Kensington oozes Conservative power, home to some of the most prominent members of the party, past and present. These include Michael Gove, who famously declared Britain tired of experts as he stumped for the country’s split with Europe, and George Osborne, a former chancellor of the Exchequer and now editor of the London Evening Standard. The paper shares headquarters on Kensington’s main commercial street with the powerful right-wing tabloid the Daily Mail. The back yard of the headquarters is Kensington Square, where Amber Rudd, the home secretary and a possible replacement for May as Conservative leader, lives.

Anne Carey, who also lives on the square and counts Rudd a friend, voted Labour, abandoning the Conservatives, whom she had backed in 2015. She said she voted in solidarity with the youth, who came out in unexpected numbers to support Labour in its crusade against austerity. Sarah Joynt, 28, said young people have observed the rightward turn taken by President Trump and feel compelled to demand something different.

In Kensington, hostility to May’s plan to pursue a severe version of Brexit was pronounced. The Conservative incumbent, Victoria Borwick, broke with her constituents, 68 percent of whom voted to remain, and cheered Brexit. That almost led Lorna Ghali, a 52-year-old artist, to vote Labour, though she chose not to because she said she distrusts Corbyn. Conservatives said it was the foibles of their incumbent that cost Conservatives the seat, as she squandered the 7,000-vote majority she enjoyed in 2015. 

But Labour’s Emma Dent Coad, the local council member who unseated her by a razor-thin margin of 20 votes, said her victory owed to the mobilization of forgotten residents of Kensington.

“The Conservative government has pillaged people’s lives,” said Dent Coad, who managed an 11 percent swing to Labour. She held up her win as evidence that Labour did not need to move to the center to win traditional Tory seats, pledging, “If I can do it here, there is a way forward in future elections. We’re not a microcosm, per se, but we do have all types of voters here.”

Kensington is a spectacle of great fortune. But it is also a study in contrasts — an illustration of how inequality works in London. 

Just steps from a stylish Kensington cafe frequented by David Cameron, the Conservative prime minister felled by Brexit, sits Trellick Tower, a 31-story, brutalist housing complex. Many of the units are subsidized by the state.

One of Trellick’s residents is Ed Davis, 38, who voted for the first time Thursday — for Labour. Pollsters said an even greater factor in Kensington than people who switched parties may have been nonvoters who chose to enter the fold for the first time.

Davis declared himself part of the “disenfranchised generation” — arriving at political consciousness under the premiership of Tony Blair, the Labour politician who fell into disfavor by supporting the war in Iraq. 

With Corbyn, Davis said, he saw “a glimpse of something genuine.”

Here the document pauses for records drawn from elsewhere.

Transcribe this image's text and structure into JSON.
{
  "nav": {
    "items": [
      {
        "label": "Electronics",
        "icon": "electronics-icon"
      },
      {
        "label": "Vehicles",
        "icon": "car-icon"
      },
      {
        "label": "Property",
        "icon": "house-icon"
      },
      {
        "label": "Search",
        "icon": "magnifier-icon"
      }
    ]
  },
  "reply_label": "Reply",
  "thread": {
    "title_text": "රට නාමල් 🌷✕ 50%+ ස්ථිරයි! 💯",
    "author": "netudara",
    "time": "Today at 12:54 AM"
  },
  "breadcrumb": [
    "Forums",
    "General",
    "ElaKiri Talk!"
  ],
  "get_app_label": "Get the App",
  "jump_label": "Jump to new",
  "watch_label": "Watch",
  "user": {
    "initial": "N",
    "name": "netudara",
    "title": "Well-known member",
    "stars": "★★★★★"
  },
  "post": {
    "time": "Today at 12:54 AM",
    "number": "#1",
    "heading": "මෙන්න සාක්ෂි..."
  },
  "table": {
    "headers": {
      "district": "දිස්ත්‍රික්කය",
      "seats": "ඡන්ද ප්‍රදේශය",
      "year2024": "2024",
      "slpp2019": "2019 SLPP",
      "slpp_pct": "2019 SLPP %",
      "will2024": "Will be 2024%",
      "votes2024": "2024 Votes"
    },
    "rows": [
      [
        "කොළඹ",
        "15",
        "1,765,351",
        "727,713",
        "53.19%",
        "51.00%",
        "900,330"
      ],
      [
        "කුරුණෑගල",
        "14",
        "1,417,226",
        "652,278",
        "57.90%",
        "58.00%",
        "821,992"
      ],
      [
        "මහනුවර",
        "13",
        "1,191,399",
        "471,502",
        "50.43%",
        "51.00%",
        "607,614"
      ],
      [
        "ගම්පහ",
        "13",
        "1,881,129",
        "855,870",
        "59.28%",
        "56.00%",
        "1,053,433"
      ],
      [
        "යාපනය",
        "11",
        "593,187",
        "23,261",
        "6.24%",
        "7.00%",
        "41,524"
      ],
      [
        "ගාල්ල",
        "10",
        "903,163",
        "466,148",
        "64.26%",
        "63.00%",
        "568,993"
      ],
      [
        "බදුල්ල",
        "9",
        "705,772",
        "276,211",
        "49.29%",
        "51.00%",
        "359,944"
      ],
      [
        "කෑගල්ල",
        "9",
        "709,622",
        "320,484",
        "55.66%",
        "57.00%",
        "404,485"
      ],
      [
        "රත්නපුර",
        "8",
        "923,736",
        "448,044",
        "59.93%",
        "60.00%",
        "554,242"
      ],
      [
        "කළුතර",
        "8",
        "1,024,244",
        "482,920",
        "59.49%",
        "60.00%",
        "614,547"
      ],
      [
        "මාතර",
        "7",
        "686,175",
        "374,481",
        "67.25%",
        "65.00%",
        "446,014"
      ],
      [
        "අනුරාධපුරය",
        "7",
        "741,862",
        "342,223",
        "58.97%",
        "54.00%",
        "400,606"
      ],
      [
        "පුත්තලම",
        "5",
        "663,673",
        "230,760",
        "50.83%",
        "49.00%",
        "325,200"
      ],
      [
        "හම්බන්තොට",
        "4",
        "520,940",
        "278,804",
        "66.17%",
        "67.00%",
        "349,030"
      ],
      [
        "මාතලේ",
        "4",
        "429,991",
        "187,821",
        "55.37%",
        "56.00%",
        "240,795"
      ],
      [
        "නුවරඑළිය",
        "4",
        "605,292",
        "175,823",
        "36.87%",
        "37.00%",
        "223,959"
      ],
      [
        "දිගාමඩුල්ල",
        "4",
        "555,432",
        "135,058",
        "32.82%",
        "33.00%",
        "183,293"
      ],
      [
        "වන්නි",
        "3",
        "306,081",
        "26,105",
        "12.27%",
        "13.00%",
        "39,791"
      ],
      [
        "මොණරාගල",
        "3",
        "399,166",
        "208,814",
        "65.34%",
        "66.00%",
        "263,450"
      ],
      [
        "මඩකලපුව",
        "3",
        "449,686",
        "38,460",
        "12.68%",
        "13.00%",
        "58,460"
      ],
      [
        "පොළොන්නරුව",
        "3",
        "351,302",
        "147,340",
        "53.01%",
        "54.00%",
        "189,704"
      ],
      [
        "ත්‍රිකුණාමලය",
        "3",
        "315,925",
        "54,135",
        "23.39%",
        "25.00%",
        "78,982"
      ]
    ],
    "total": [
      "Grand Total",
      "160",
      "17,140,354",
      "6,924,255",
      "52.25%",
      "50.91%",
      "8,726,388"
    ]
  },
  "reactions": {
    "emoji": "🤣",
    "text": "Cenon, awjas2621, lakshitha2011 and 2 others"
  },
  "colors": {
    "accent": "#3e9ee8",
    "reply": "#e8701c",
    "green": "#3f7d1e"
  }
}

“I never felt like I had something to vote for,” said Davis, who owns a moving company. “But I saw the connection that Corbyn was having with the mass population, and I also got pretty offended by the Conservatives.”

Sarah Harper, an expert in population studies at the University of Oxford, said Kensington’s flip illustrates unique demographic changes in cities, as the neighborhood has seen an influx of people in their 30s and 40s, as well as a large overseas-born population.

This portrait of Kensington belies the idea that its more comfortable residents are knee-jerk Conservative voters, said the independent candidate for Parliament, James Torrance. The assumption finds expression in the saying that people “would vote for a donkey if it had a blue rosette on it,” he said, referring to the Conservative emblem.

That joins a long list of suppositions shattered by another unpredictable British vote.